Specific subsets of murine dendritic cells acquire potent T cell regulatory functions following CTLA4-mediated induction of indoleamine 2,3 dioxygenase.
Mellor AL., Chandler P., Baban B., Hansen AM., Marshall B., Pihkala J., Waldmann H., Cobbold S., Adams E., Munn DH.

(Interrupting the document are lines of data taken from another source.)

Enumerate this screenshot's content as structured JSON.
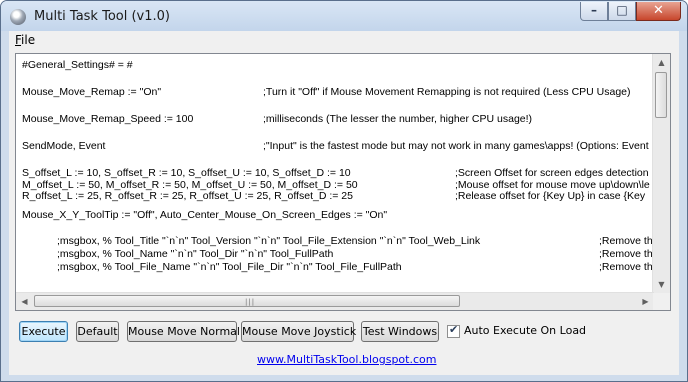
{
  "window": {
    "title": "Multi Task Tool (v1.0)",
    "caption_buttons": {
      "minimize": "–",
      "maximize": "□",
      "close": "✕"
    }
  },
  "menu": {
    "file_label": "File"
  },
  "editor": {
    "lines": [
      {
        "code": "#General_Settings# = #",
        "comment": ""
      },
      {
        "code": "",
        "comment": ""
      },
      {
        "code": "Mouse_Move_Remap := \"On\"",
        "comment": ";Turn it \"Off\" if Mouse Movement Remapping is not required (Less CPU Usage)"
      },
      {
        "code": "",
        "comment": ""
      },
      {
        "code": "Mouse_Move_Remap_Speed := 100",
        "comment": ";milliseconds (The lesser the number, higher CPU usage!)"
      },
      {
        "code": "",
        "comment": ""
      },
      {
        "code": "SendMode, Event",
        "comment": ";\"Input\" is the fastest mode but may not work in many games\\apps! (Options: Event"
      },
      {
        "code": "",
        "comment": ""
      },
      {
        "code": "S_offset_L := 10, S_offset_R := 10, S_offset_U := 10, S_offset_D := 10",
        "comment": ";Screen Offset for screen edges detection"
      },
      {
        "code": "M_offset_L := 50, M_offset_R := 50, M_offset_U := 50, M_offset_D := 50",
        "comment": ";Mouse offset for mouse move up\\down\\le"
      },
      {
        "code": "R_offset_L := 25, R_offset_R := 25, R_offset_U := 25, R_offset_D := 25",
        "comment": ";Release offset for {Key Up} in case {Key"
      },
      {
        "code": "",
        "comment": ""
      },
      {
        "code": "Mouse_X_Y_ToolTip := \"Off\", Auto_Center_Mouse_On_Screen_Edges := \"On\"",
        "comment": ""
      },
      {
        "code": "",
        "comment": ""
      },
      {
        "code": "            ;msgbox, % Tool_Title \"`n`n\" Tool_Version \"`n`n\" Tool_File_Extension \"`n`n\" Tool_Web_Link",
        "comment": ";Remove th"
      },
      {
        "code": "            ;msgbox, % Tool_Name \"`n`n\" Tool_Dir \"`n`n\" Tool_FullPath",
        "comment": ";Remove th"
      },
      {
        "code": "            ;msgbox, % Tool_File_Name \"`n`n\" Tool_File_Dir \"`n`n\" Tool_File_FullPath",
        "comment": ";Remove th"
      }
    ]
  },
  "buttons": {
    "execute": "Execute",
    "default": "Default",
    "mouse_move_normal": "Mouse Move Normal",
    "mouse_move_joystick": "Mouse Move Joystick",
    "test_windows": "Test Windows"
  },
  "auto_execute": {
    "label": "Auto Execute On Load",
    "checked": true
  },
  "link": {
    "text": "www.MultiTaskTool.blogspot.com"
  },
  "colors": {
    "link": "#0000ee",
    "window_frame": "#cfdcec",
    "close_button": "#c7462c",
    "default_button": "#3c7fb1"
  },
  "icons": {
    "app": "app-disc-icon",
    "checkbox": "checkmark-icon"
  }
}
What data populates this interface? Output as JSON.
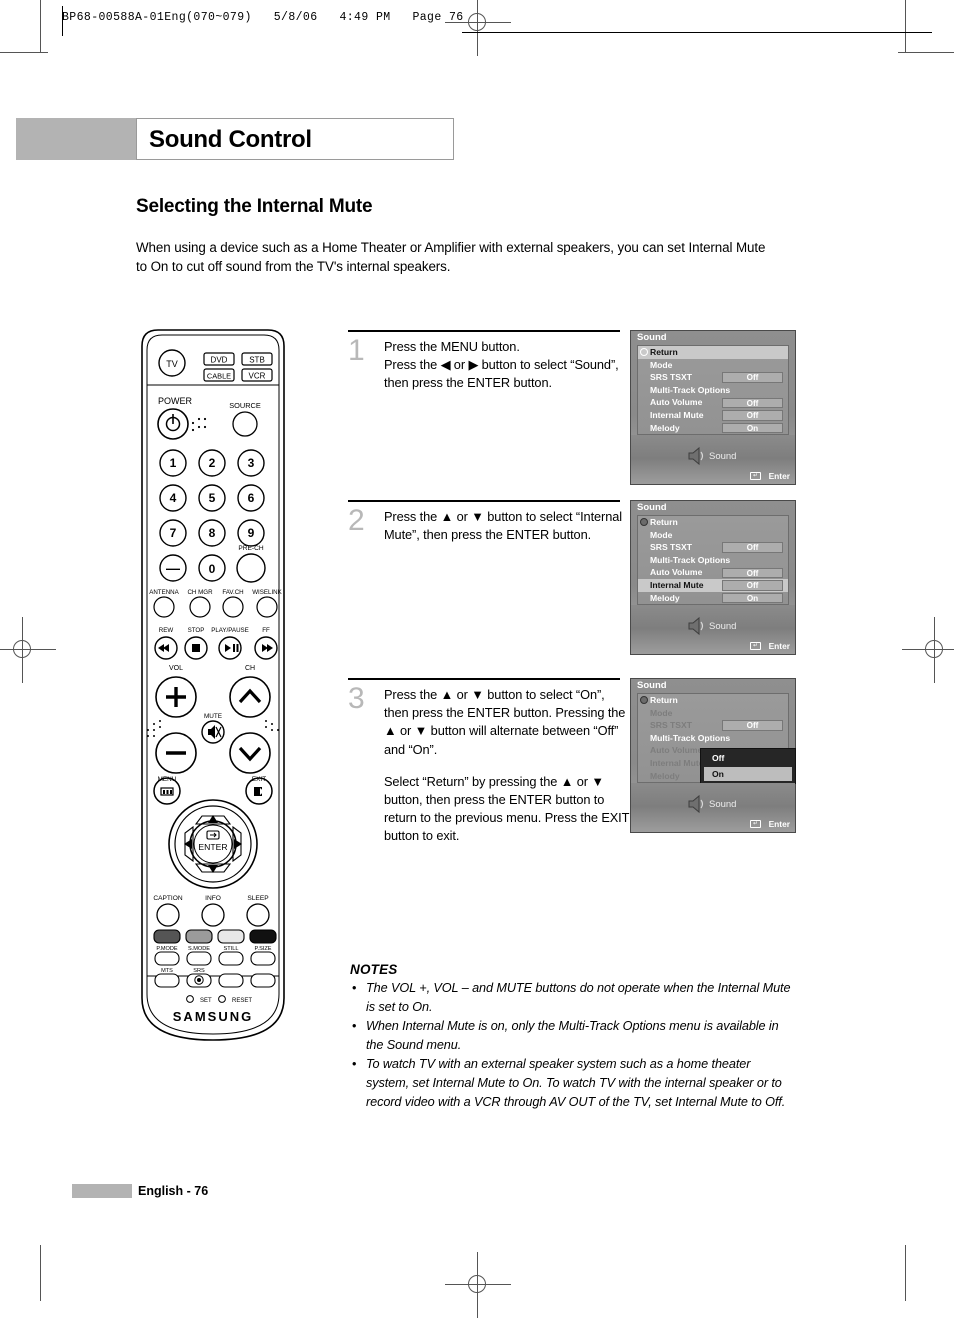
{
  "print_header": {
    "text": "BP68-00588A-01Eng(070~079)   5/8/06   4:49 PM   Page 76"
  },
  "chapter": {
    "title": "Sound Control"
  },
  "section": {
    "title": "Selecting the Internal Mute"
  },
  "intro": "When using a device such as a Home Theater or Amplifier with external speakers, you can set Internal Mute to On to cut off sound from the TV's internal speakers.",
  "steps": [
    {
      "number": "1",
      "paragraphs": [
        "Press the MENU button.\nPress the ◀ or ▶ button to select “Sound”, then press the ENTER button."
      ]
    },
    {
      "number": "2",
      "paragraphs": [
        "Press the ▲ or ▼ button to select “Internal Mute”, then press the ENTER button."
      ]
    },
    {
      "number": "3",
      "paragraphs": [
        "Press the ▲ or ▼ button to select “On”, then press the ENTER button. Pressing the ▲ or ▼ button will alternate between “Off” and “On”.",
        "Select “Return” by pressing the ▲ or ▼ button, then press the ENTER button to return to the previous menu. Press the EXIT button to exit."
      ]
    }
  ],
  "osd": {
    "title": "Sound",
    "return_label": "Return",
    "footer_caption": "Sound",
    "enter_label": "Enter",
    "screens": [
      {
        "id": "screen-1",
        "rows": [
          {
            "label": "Mode",
            "value": null,
            "dim": false,
            "highlight": false
          },
          {
            "label": "SRS TSXT",
            "value": "Off",
            "dim": false,
            "highlight": false
          },
          {
            "label": "Multi-Track Options",
            "value": null,
            "dim": false,
            "highlight": false
          },
          {
            "label": "Auto Volume",
            "value": "Off",
            "dim": false,
            "highlight": false
          },
          {
            "label": "Internal Mute",
            "value": "Off",
            "dim": false,
            "highlight": false
          },
          {
            "label": "Melody",
            "value": "On",
            "dim": false,
            "highlight": false
          }
        ],
        "return_highlighted": true,
        "dropdown": null
      },
      {
        "id": "screen-2",
        "rows": [
          {
            "label": "Mode",
            "value": null,
            "dim": false,
            "highlight": false
          },
          {
            "label": "SRS TSXT",
            "value": "Off",
            "dim": false,
            "highlight": false
          },
          {
            "label": "Multi-Track Options",
            "value": null,
            "dim": false,
            "highlight": false
          },
          {
            "label": "Auto Volume",
            "value": "Off",
            "dim": false,
            "highlight": false
          },
          {
            "label": "Internal Mute",
            "value": "Off",
            "dim": false,
            "highlight": true
          },
          {
            "label": "Melody",
            "value": "On",
            "dim": false,
            "highlight": false
          }
        ],
        "return_highlighted": false,
        "dropdown": null
      },
      {
        "id": "screen-3",
        "rows": [
          {
            "label": "Mode",
            "value": null,
            "dim": true,
            "highlight": false
          },
          {
            "label": "SRS TSXT",
            "value": "Off",
            "dim": true,
            "highlight": false
          },
          {
            "label": "Multi-Track Options",
            "value": null,
            "dim": false,
            "highlight": false
          },
          {
            "label": "Auto Volume",
            "value": null,
            "dim": true,
            "highlight": false
          },
          {
            "label": "Internal Mute",
            "value": null,
            "dim": true,
            "highlight": false
          },
          {
            "label": "Melody",
            "value": null,
            "dim": true,
            "highlight": false
          }
        ],
        "return_highlighted": false,
        "dropdown": {
          "options": [
            "Off",
            "On"
          ],
          "selected": "On"
        }
      }
    ]
  },
  "remote": {
    "brand": "SAMSUNG",
    "device_buttons": [
      "TV",
      "DVD",
      "STB",
      "CABLE",
      "VCR"
    ],
    "power_label": "POWER",
    "source_label": "SOURCE",
    "keypad": [
      "1",
      "2",
      "3",
      "4",
      "5",
      "6",
      "7",
      "8",
      "9",
      "—",
      "0"
    ],
    "prech_label": "PRE-CH",
    "function_row": [
      "ANTENNA",
      "CH MGR",
      "FAV.CH",
      "WISELINK"
    ],
    "transport": [
      "REW",
      "STOP",
      "PLAY/PAUSE",
      "FF"
    ],
    "vol_label": "VOL",
    "ch_label": "CH",
    "mute_label": "MUTE",
    "menu_label": "MENU",
    "exit_label": "EXIT",
    "enter_label": "ENTER",
    "bottom_row": [
      "CAPTION",
      "INFO",
      "SLEEP"
    ],
    "mode_row": [
      "P.MODE",
      "S.MODE",
      "STILL",
      "P.SIZE"
    ],
    "mts_label": "MTS",
    "srs_label": "SRS",
    "set_label": "SET",
    "reset_label": "RESET"
  },
  "notes": {
    "heading": "NOTES",
    "items": [
      "The VOL +, VOL – and MUTE buttons do not operate when the Internal Mute is set to On.",
      "When Internal Mute is on, only the Multi-Track Options menu is available in the Sound menu.",
      "To watch TV with an external speaker system such as a home theater system, set Internal Mute to On. To watch TV with the internal speaker or to record video with a VCR through AV OUT of the TV, set Internal Mute to Off."
    ]
  },
  "page_footer": {
    "label": "English - 76"
  }
}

Murine dendritic cells (DCs) expressing indoleamine 2,3 dioxygenase (IDO) catabolize tryptophan and can suppress T cell responses elicited in vivo. Here, we identify specific subsets of splenic (CD11c+) dendritic cells competent to mediate IDO-dependent T cell suppression following CTLA4-mediated ligation of B7 molecules. IDO-competent DC subsets acquired potent and dominant T cell suppressive properties as a consequence of IDO up-regulation, as they blocked the ability of T cells to respond to other stimulatory DCs in the same cultures. Soluble CTLA4 (CTLA4-Ig) and cloned CTLA4+ regulatory T cells (Tr1D1) up-regulated IDO selectively in DC subsets co-expressing B220 or CD8alpha. The ability of Tr1D1 T cells to suppress CD8+ T cell responses was completely dependent on their ability to induce tryptophan catabolism in DCs. Selective IDO up-regulation in DCs did not inhibit T cell activation, but prevented T cell clonal expansion due to rapid death of activated T cells. T cell responses were restored by genetic or pharmacologic inhibition of IDO enzyme activity, or by adding excess tryptophan. DCs from interferon gamma (IFNgamma)-receptor-deficient mice were effective in promoting IDO-dependent T cell suppression following CTLA4-Ig exposure in vivo, indicating that IFNgamma signaling was not necessary for IDO up-regulation in this model. These findings suggest that IDO-competent DCs provide a regulatory bridge, mediated by CTLA4-B7 engagement, between certain regulatory T cell subsets and naive responder T cells.